Saved data entries:
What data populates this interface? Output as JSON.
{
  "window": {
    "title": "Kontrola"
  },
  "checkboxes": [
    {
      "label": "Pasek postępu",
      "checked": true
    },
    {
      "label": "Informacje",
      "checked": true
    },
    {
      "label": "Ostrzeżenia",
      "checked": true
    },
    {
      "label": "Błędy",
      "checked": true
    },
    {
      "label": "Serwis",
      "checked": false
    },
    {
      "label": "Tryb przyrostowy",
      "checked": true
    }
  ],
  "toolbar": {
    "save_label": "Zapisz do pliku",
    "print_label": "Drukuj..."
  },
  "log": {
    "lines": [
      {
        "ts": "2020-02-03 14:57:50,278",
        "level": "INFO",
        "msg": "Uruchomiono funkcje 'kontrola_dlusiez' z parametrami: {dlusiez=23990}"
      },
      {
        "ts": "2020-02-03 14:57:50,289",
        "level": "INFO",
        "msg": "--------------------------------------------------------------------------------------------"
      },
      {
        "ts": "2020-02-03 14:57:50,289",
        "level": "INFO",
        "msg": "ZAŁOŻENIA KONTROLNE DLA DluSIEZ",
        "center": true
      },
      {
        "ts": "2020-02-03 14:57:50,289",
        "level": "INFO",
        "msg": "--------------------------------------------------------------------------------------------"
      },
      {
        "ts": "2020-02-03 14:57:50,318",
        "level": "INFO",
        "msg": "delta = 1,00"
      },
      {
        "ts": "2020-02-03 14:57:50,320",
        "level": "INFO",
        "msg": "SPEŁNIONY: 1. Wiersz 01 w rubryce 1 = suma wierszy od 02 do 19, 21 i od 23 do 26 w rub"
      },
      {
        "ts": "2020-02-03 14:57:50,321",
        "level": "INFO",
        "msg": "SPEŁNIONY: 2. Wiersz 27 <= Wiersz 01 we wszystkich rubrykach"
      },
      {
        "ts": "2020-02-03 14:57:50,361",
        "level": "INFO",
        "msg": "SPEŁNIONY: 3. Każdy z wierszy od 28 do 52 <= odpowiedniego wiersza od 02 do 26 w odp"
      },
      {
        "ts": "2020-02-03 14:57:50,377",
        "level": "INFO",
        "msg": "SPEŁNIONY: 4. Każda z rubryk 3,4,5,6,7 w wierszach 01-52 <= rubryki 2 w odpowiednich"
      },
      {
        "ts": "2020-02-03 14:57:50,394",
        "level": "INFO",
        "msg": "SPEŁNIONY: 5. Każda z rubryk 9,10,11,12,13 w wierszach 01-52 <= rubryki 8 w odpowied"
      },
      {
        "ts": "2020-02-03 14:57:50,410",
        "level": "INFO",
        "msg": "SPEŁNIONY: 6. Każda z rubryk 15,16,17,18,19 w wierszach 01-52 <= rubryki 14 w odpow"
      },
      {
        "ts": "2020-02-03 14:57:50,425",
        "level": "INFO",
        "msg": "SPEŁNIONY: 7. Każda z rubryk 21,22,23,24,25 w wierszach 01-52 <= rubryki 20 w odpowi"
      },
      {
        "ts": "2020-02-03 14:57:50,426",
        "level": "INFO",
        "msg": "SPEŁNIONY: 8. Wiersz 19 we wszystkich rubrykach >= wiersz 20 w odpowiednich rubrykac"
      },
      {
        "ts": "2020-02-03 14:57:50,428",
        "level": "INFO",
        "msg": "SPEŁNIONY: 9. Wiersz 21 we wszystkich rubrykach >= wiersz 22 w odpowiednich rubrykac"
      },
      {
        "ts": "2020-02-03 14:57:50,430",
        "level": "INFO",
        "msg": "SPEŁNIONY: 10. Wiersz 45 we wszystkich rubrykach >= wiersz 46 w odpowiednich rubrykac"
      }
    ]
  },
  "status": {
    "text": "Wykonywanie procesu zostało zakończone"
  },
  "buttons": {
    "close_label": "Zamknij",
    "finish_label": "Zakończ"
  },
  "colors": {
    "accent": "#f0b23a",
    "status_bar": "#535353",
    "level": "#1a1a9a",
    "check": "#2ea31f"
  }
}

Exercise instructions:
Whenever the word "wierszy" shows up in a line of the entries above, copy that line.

Answer to this exercise:
        "msg": "SPEŁNIONY: 1. Wiersz 01 w rubryce 1 = suma wierszy od 02 do 19, 21 i od 23 do 26 w rub"
        "msg": "SPEŁNIONY: 3. Każdy z wierszy od 28 do 52 <= odpowiedniego wiersza od 02 do 26 w odp"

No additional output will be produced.